Dataset excerpts -
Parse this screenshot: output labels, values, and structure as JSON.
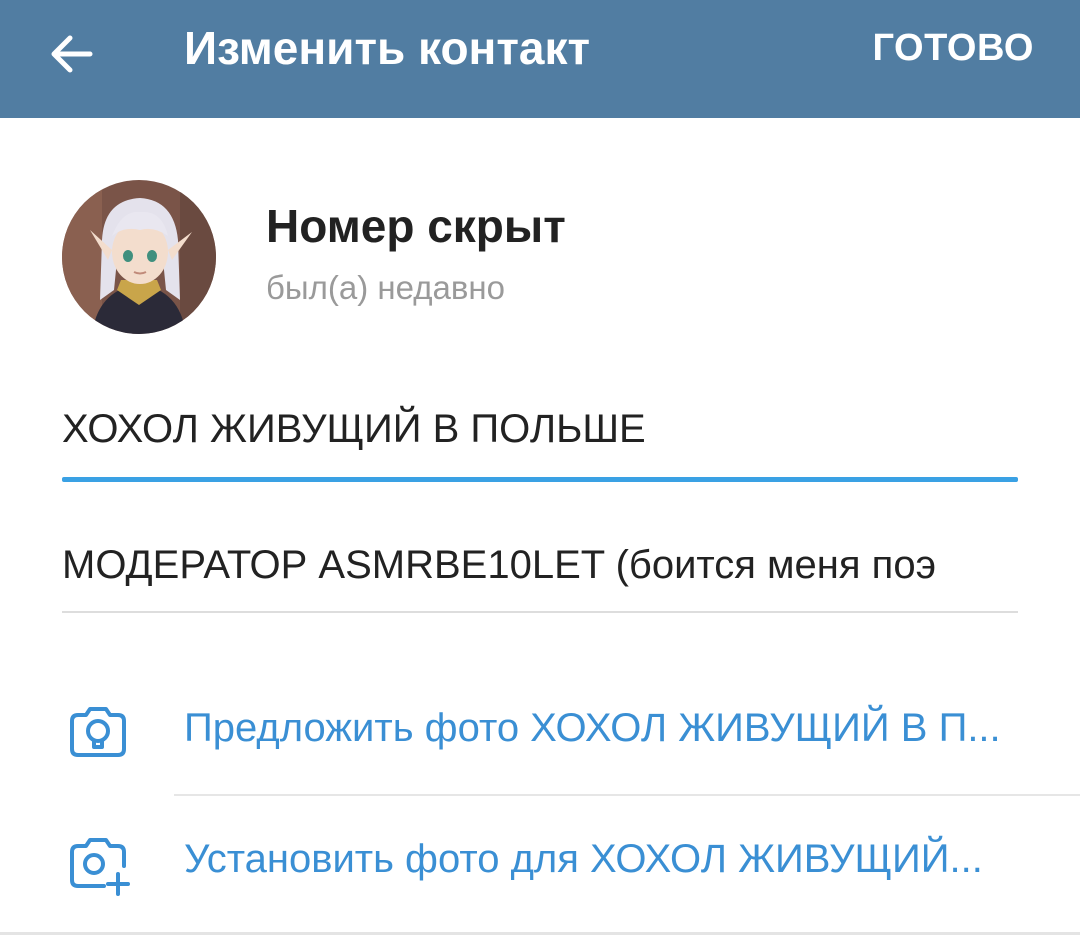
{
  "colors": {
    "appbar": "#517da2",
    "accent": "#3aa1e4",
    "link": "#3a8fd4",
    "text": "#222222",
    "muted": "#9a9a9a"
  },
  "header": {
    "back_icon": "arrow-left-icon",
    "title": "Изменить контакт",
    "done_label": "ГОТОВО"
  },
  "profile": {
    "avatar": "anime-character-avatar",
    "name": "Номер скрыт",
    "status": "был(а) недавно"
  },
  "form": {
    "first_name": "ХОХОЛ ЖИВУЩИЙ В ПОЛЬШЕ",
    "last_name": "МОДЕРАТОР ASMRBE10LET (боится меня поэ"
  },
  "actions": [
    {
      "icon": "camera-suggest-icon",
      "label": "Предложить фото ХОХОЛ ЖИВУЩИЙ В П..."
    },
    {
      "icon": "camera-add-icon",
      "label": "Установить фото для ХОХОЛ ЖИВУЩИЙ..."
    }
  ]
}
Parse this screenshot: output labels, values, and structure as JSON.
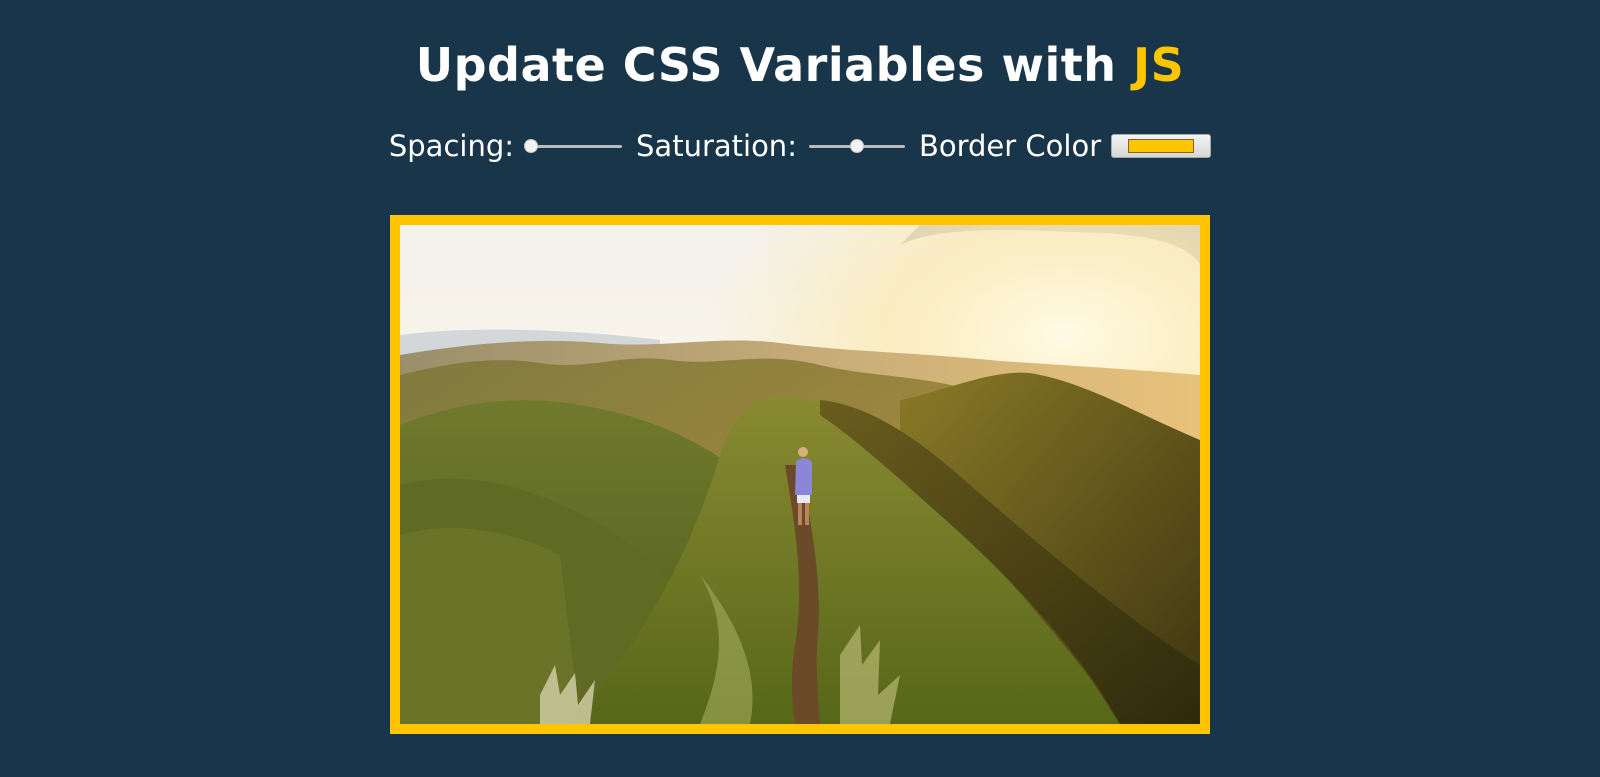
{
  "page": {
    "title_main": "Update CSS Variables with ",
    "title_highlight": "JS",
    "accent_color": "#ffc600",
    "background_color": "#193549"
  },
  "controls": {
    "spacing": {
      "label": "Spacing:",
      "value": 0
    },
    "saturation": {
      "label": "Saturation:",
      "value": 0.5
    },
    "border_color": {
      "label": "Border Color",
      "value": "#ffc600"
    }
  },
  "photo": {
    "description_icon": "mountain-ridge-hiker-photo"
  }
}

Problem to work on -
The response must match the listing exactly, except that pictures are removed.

Response -
Parse this screenshot: output labels, values, and structure as JSON.
{
  "colors": {
    "appbar": "#517da2",
    "accent": "#3aa1e4",
    "link": "#3a8fd4",
    "text": "#222222",
    "muted": "#9a9a9a"
  },
  "header": {
    "back_icon": "arrow-left-icon",
    "title": "Изменить контакт",
    "done_label": "ГОТОВО"
  },
  "profile": {
    "avatar": "anime-character-avatar",
    "name": "Номер скрыт",
    "status": "был(а) недавно"
  },
  "form": {
    "first_name": "ХОХОЛ ЖИВУЩИЙ В ПОЛЬШЕ",
    "last_name": "МОДЕРАТОР ASMRBE10LET (боится меня поэ"
  },
  "actions": [
    {
      "icon": "camera-suggest-icon",
      "label": "Предложить фото ХОХОЛ ЖИВУЩИЙ В П..."
    },
    {
      "icon": "camera-add-icon",
      "label": "Установить фото для ХОХОЛ ЖИВУЩИЙ..."
    }
  ]
}
Parse this screenshot: output labels, values, and structure as JSON.
{
  "page": {
    "title_main": "Update CSS Variables with ",
    "title_highlight": "JS",
    "accent_color": "#ffc600",
    "background_color": "#193549"
  },
  "controls": {
    "spacing": {
      "label": "Spacing:",
      "value": 0
    },
    "saturation": {
      "label": "Saturation:",
      "value": 0.5
    },
    "border_color": {
      "label": "Border Color",
      "value": "#ffc600"
    }
  },
  "photo": {
    "description_icon": "mountain-ridge-hiker-photo"
  }
}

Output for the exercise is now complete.